Με τρόπο εμπειρικό ή και αυθαίρετο, σημειώθηκε σε ανάρτησή μου ότι το 2012 θα έχουν χαθεί οι μισές -από τις σημερινές- θέσεις στο marketing αρκετών brands, λόγω του paradigm shift που φέρνει ο καλπασμός του Online Ecosystem και των social media. O Simon Clift, υπό αποχώρηση marketing chief της Unilever, αναφέρεται στο ίδιο θέμα από μια διαφορετική γωνία, προφανώς έχοντας και στοιχεία και εμπειρία, όπως απαιτεί η θέση του.
Ανάμεσα στα άλλα που δηλώνει στο παρακάτω άρθρο των "Financial Times", είναι και η άποψή του για το ποιος τομέας της επικοινωνίας έχει κατακτήσει την ηγετική θέση στην κούρσα προς τον digital κόσμο, καθώς και πώς διατάσσει η Unilever τις δυνάμεις της για να αντιμετωπίσει τις νέες προκλήσεις.
Warning over "lost generation" of marketeers
By Tim Bradshaw
Published: April 5 2010
The outgoing marketing chief of Unilever has warned of a “lost generation” of brand managers who do not understand the web and social networks.
In his final interview before retiring, Simon Clift said he believed public relations agencies were best placed to profit from the rise of Facebook and Twitter, as traditional advertising agencies struggle to adapt to the digital world.

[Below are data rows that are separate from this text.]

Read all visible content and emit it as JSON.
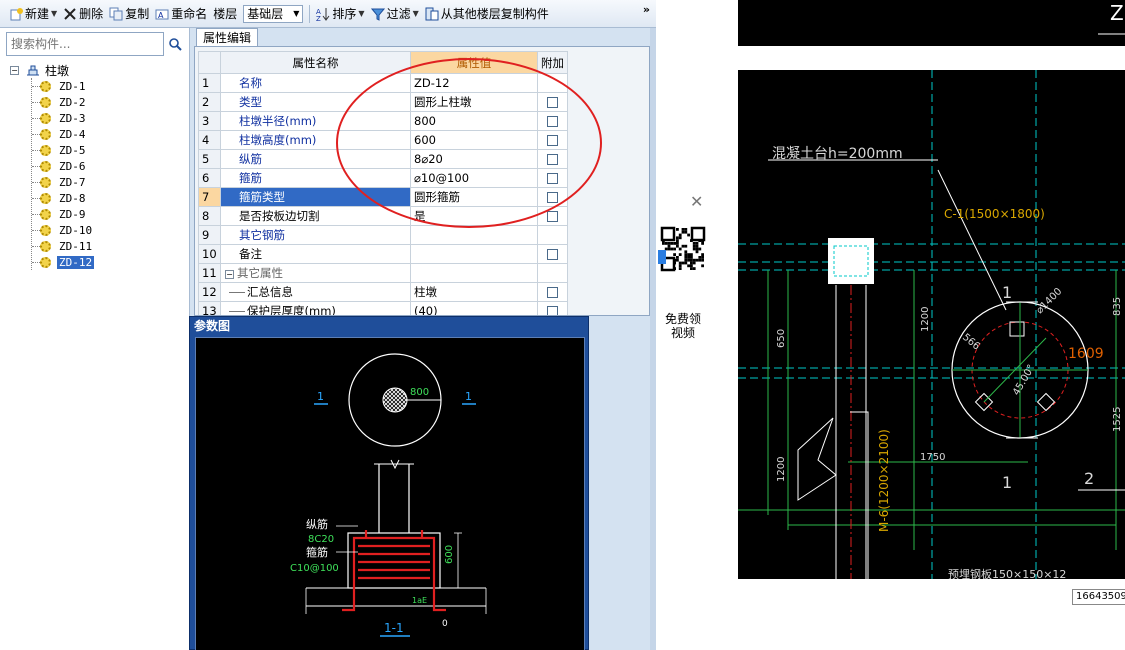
{
  "toolbar": {
    "new_label": "新建",
    "delete_label": "删除",
    "copy_label": "复制",
    "rename_label": "重命名",
    "floor_label": "楼层",
    "floor_value": "基础层",
    "sort_label": "排序",
    "filter_label": "过滤",
    "copy_from_floor_label": "从其他楼层复制构件",
    "more_label": "»"
  },
  "search": {
    "placeholder": "搜索构件..."
  },
  "tree": {
    "root_label": "柱墩",
    "items": [
      "ZD-1",
      "ZD-2",
      "ZD-3",
      "ZD-4",
      "ZD-5",
      "ZD-6",
      "ZD-7",
      "ZD-8",
      "ZD-9",
      "ZD-10",
      "ZD-11",
      "ZD-12"
    ],
    "selected": "ZD-12"
  },
  "properties": {
    "tab_label": "属性编辑",
    "headers": {
      "name": "属性名称",
      "value": "属性值",
      "extra": "附加"
    },
    "rows": [
      {
        "num": "1",
        "name": "名称",
        "value": "ZD-12",
        "checkbox": false
      },
      {
        "num": "2",
        "name": "类型",
        "value": "圆形上柱墩",
        "checkbox": true
      },
      {
        "num": "3",
        "name": "柱墩半径(mm)",
        "value": "800",
        "checkbox": true
      },
      {
        "num": "4",
        "name": "柱墩高度(mm)",
        "value": "600",
        "checkbox": true
      },
      {
        "num": "5",
        "name": "纵筋",
        "value": "8⌀20",
        "checkbox": true
      },
      {
        "num": "6",
        "name": "箍筋",
        "value": "⌀10@100",
        "checkbox": true
      },
      {
        "num": "7",
        "name": "箍筋类型",
        "value": "圆形箍筋",
        "checkbox": true
      },
      {
        "num": "8",
        "name": "是否按板边切割",
        "value": "是",
        "checkbox": true
      },
      {
        "num": "9",
        "name": "其它钢筋",
        "value": "",
        "checkbox": false
      },
      {
        "num": "10",
        "name": "备注",
        "value": "",
        "checkbox": true
      },
      {
        "num": "11",
        "name": "其它属性",
        "value": "",
        "checkbox": false
      },
      {
        "num": "12",
        "name": "汇总信息",
        "value": "柱墩",
        "checkbox": true
      },
      {
        "num": "13",
        "name": "保护层厚度(mm)",
        "value": "(40)",
        "checkbox": true
      }
    ],
    "selected_row": "7"
  },
  "diagram": {
    "title": "参数图",
    "radius_label": "800",
    "section_mark": "1",
    "long_bar_label": "纵筋",
    "long_bar_spec": "8C20",
    "stirrup_label": "箍筋",
    "stirrup_spec": "C10@100",
    "height_label": "600",
    "anchor_label": "1aE",
    "cover_label": "0",
    "section_title": "1-1"
  },
  "ad": {
    "text_line1": "免费领",
    "text_line2": "视频"
  },
  "cad": {
    "thickness_note": "混凝土台h=200mm",
    "callout": "C-1(1500×1800)",
    "dim_1200_vertical": "1200",
    "dim_650": "650",
    "dim_1200_left": "1200",
    "dim_1750": "1750",
    "dim_1525": "1525",
    "dim_835": "835",
    "diameter_label": "⌀1400",
    "radial_label": "566",
    "angle_label": "45.00°",
    "mark_1": "1",
    "mark_2": "2",
    "mark_1609": "1609",
    "beam_label": "M-6(1200×2100)",
    "bottom_note": "预埋钢板150×150×12",
    "top_mark": "Z"
  },
  "image_id": "16643509",
  "colors": {
    "accent": "#316ac5",
    "highlight_circle": "#e02020",
    "property_value_header": "#fbd7a1",
    "diagram_rebar": "#e02020",
    "cad_cyan": "#00c8c8",
    "cad_green": "#2db84a"
  }
}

Mr Clift, 52, has been at the company for 28 years, much of it in the consumer-goods group’s personal care division. He has held a senior marketing role for the past decade, overseeing award-winning campaigns such as Dove’s Real Beauty and Persil’s Dirt is Good. That time has also seen traditional marketing techniques revolutionised by the web and consumers empowered by the ability to research and publish their views online.

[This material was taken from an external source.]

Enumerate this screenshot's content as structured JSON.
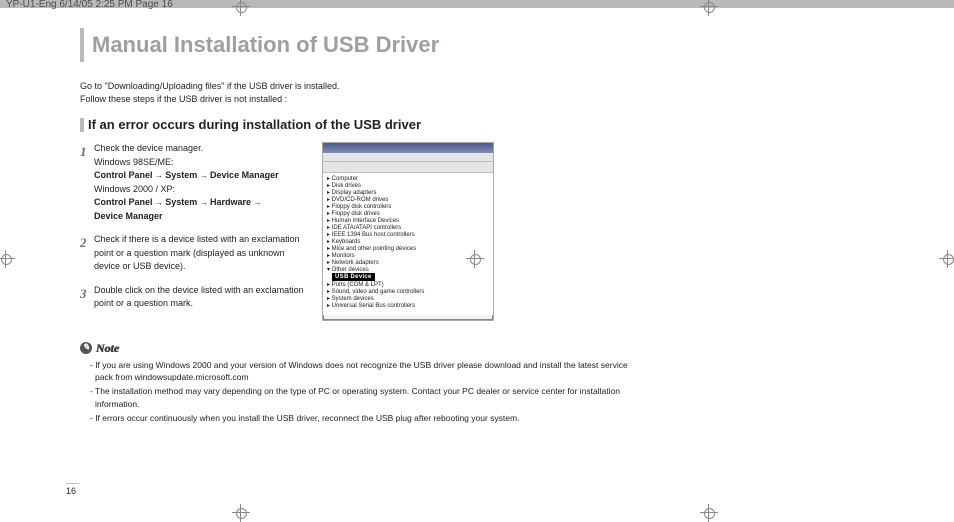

Unilever, which commands one of the world’s largest advertising budgets, itself felt this most acutely when Greenpeace accused it of using palm oil from unsustainable sources with a YouTube spoof of a Dove ad. Mr Clift said: "There is a lost generation of marketeers. If you are 25 or 20, you know this stuff – you are brought up with Facebook and YouTube. If you are 50, you see your kids do it. Most of our brands are managed by people who have had to learn it".

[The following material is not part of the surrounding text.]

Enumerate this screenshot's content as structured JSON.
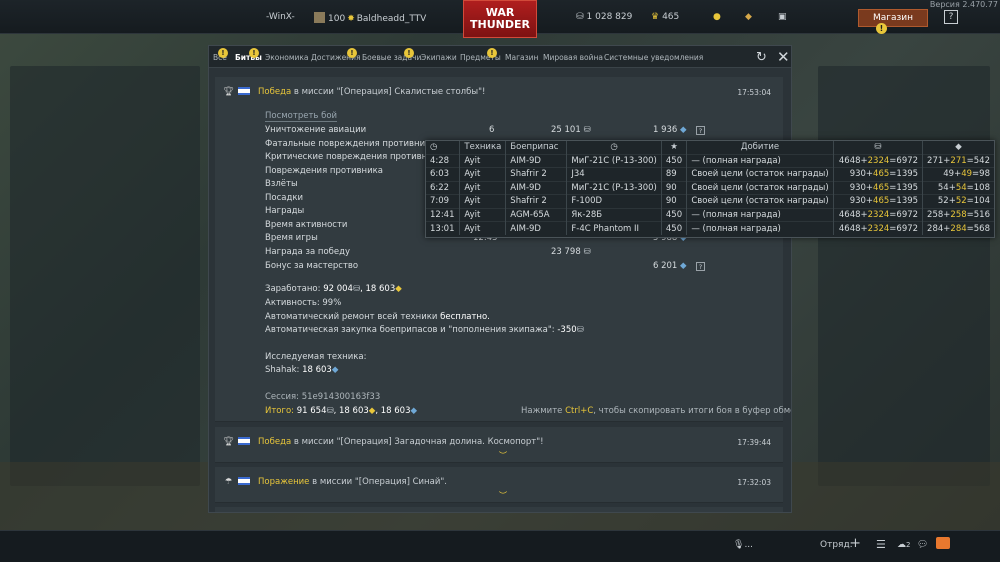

Unilever has encouraged its staff to use sites such as Twitter and Facebook themselves, to understand them better and help them "live the space". Mr Clift said: "The people who have most needed it are the people aged between 30 and 45, running global brands because they grew up after it and haven’t seen their kids doing it. We are all learning. Unilever is ahead of much of the competition but behind consumers, which for marketers is not a comfortable place to be".
The agencies that work for Unilever, creating and planning its campaigns, are also involved in this "really rapid catch-up", he said. "We built our business on brilliant use of television. You can’t immediately change your competence".
PR agencies are taking an early lead in the social-media world, Mr Clift said. "PR used to be considered the poor relation of advertising. I think you could argue that word of mouth has always been the most effective form of communication. Digital PR is like word of mouth on steroids".
Keith Weed, Mr Clift’s successor as chief marketing officer, will also be in charge of communications at Unilever, reflecting the blurred lines between PR and traditional advertising.
Consumer goods companies have been slower than other industries, such as automotive and telecoms, to understand the importance of the web as a marketing tool. It does not reveal the proportion of its €5.3bn (£4.7bn) marketing budget that is spent online, Unilever doubled its digital investment in 2009 over the prior year and intends to double it again in 2010.
"We are closing the gap", said Mr Clift. But advertisers of all stripes are still experimenting with how best to position their brands on sites such as Facebook, where people are more used to chatting to friends than receiving commercial messages. Mr Clift said: "We are finding social media the biggest challenge of all because there is a question to be raised about whether you have any right to be there".
Brands such as Ben & Jerry’s ice-cream have run successful campaigns on Facebook, and he has worked closely with the site’s senior management, but Mr Clift admits Unilever has "no idea about the value of paid advertising on Facebook at the moment".
He said: "What is fascinating and scary is the nature of brands is changing. That requires a cultural change for companies like Unilever. We have to listen to genuine customer concerns. Companies aren’t set up for that".